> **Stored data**
▼▼▼

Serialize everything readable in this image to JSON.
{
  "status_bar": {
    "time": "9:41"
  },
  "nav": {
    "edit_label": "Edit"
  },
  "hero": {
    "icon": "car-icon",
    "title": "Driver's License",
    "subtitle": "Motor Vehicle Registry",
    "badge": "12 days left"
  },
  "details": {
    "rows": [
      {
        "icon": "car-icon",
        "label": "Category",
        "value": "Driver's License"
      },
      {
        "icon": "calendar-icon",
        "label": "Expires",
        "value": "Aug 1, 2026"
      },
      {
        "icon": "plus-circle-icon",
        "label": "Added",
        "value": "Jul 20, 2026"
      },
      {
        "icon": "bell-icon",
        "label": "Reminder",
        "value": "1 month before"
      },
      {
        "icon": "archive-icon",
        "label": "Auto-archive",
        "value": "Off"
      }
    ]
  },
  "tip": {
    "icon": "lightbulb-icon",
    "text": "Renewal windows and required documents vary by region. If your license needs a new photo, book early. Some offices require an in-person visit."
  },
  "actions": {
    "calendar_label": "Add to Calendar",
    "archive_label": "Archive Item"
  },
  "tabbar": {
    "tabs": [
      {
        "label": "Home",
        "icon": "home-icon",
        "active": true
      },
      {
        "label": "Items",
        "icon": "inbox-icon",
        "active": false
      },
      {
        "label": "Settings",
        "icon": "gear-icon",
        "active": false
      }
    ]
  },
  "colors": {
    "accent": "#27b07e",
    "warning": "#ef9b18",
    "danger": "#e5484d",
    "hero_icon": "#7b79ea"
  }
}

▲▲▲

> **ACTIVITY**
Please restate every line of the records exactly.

> **RESPONSE BOX**
Serialize everything readable in this image to JSON.
{
  "status_bar": {
    "time": "9:41"
  },
  "nav": {
    "edit_label": "Edit"
  },
  "hero": {
    "icon": "car-icon",
    "title": "Driver's License",
    "subtitle": "Motor Vehicle Registry",
    "badge": "12 days left"
  },
  "details": {
    "rows": [
      {
        "icon": "car-icon",
        "label": "Category",
        "value": "Driver's License"
      },
      {
        "icon": "calendar-icon",
        "label": "Expires",
        "value": "Aug 1, 2026"
      },
      {
        "icon": "plus-circle-icon",
        "label": "Added",
        "value": "Jul 20, 2026"
      },
      {
        "icon": "bell-icon",
        "label": "Reminder",
        "value": "1 month before"
      },
      {
        "icon": "archive-icon",
        "label": "Auto-archive",
        "value": "Off"
      }
    ]
  },
  "tip": {
    "icon": "lightbulb-icon",
    "text": "Renewal windows and required documents vary by region. If your license needs a new photo, book early. Some offices require an in-person visit."
  },
  "actions": {
    "calendar_label": "Add to Calendar",
    "archive_label": "Archive Item"
  },
  "tabbar": {
    "tabs": [
      {
        "label": "Home",
        "icon": "home-icon",
        "active": true
      },
      {
        "label": "Items",
        "icon": "inbox-icon",
        "active": false
      },
      {
        "label": "Settings",
        "icon": "gear-icon",
        "active": false
      }
    ]
  },
  "colors": {
    "accent": "#27b07e",
    "warning": "#ef9b18",
    "danger": "#e5484d",
    "hero_icon": "#7b79ea"
  }
}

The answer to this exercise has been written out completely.